This prompted the astronomer Sir William Herschel to propose the term “asteroid”, coined in Greek as ἀστεροειδής, or asteroeidēs, meaning ‘star-like, star-shaped’, and derived from the Ancient Greek ἀστήρ astēr ‘star, planet’.

Is comet a planet?

They range from a few miles to tens of miles wide, but as they orbit closer to the Sun, they heat up and spew gases and dust into a glowing head that can be larger than a planet. … Comets are cosmic snowballs of frozen gases, rock, and dust that orbit the Sun.

What is another name for asteroids?

Asteroids are rocky objects revolving around the sun that are too small to be called planets. They are also known as planetoids or minor planets.

Why is Pluto not a planet?

Answer. The International Astronomical Union (IAU) downgraded the status of Pluto to that of a dwarf planet because it did not meet the three criteria the IAU uses to define a full-sized planet. Essentially Pluto meets all the criteria except one—it “has not cleared its neighboring region of other objects.”

How big was the asteroid that killed the dinosaurs?
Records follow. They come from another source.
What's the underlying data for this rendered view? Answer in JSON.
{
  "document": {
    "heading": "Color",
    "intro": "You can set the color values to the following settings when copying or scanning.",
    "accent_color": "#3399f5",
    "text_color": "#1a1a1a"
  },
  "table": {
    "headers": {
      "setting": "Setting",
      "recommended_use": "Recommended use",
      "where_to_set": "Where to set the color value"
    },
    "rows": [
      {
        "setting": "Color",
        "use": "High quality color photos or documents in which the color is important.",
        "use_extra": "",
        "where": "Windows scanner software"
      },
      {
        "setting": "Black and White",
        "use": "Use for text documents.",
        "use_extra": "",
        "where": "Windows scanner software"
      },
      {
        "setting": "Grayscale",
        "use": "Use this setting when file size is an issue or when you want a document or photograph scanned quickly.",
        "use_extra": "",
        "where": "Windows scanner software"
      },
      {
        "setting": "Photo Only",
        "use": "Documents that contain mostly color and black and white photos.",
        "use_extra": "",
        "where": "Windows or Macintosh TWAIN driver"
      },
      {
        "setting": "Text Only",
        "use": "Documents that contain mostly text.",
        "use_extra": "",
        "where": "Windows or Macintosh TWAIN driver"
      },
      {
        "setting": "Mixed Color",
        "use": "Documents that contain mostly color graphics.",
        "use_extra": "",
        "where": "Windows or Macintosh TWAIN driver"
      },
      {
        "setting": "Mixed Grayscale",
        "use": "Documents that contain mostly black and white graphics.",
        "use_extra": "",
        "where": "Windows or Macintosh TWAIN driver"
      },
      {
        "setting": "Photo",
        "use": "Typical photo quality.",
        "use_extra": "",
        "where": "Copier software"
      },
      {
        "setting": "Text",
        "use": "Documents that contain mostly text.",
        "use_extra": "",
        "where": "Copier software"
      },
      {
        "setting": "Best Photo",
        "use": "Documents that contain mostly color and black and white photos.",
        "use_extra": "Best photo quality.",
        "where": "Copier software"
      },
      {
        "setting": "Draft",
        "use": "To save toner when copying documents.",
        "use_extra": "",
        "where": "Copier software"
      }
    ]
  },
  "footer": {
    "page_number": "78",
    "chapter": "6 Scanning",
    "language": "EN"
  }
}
The asteroid was about 7.5 miles (12 kilometers) in diameter and was traveling about 27,000 mph (43,000 km/h) when it created a 124-mile-wide (200 km) scar on the planet’s surface, said Sean Gulick, a research professor at the University of Texas Institute for Geophysics, who led the study.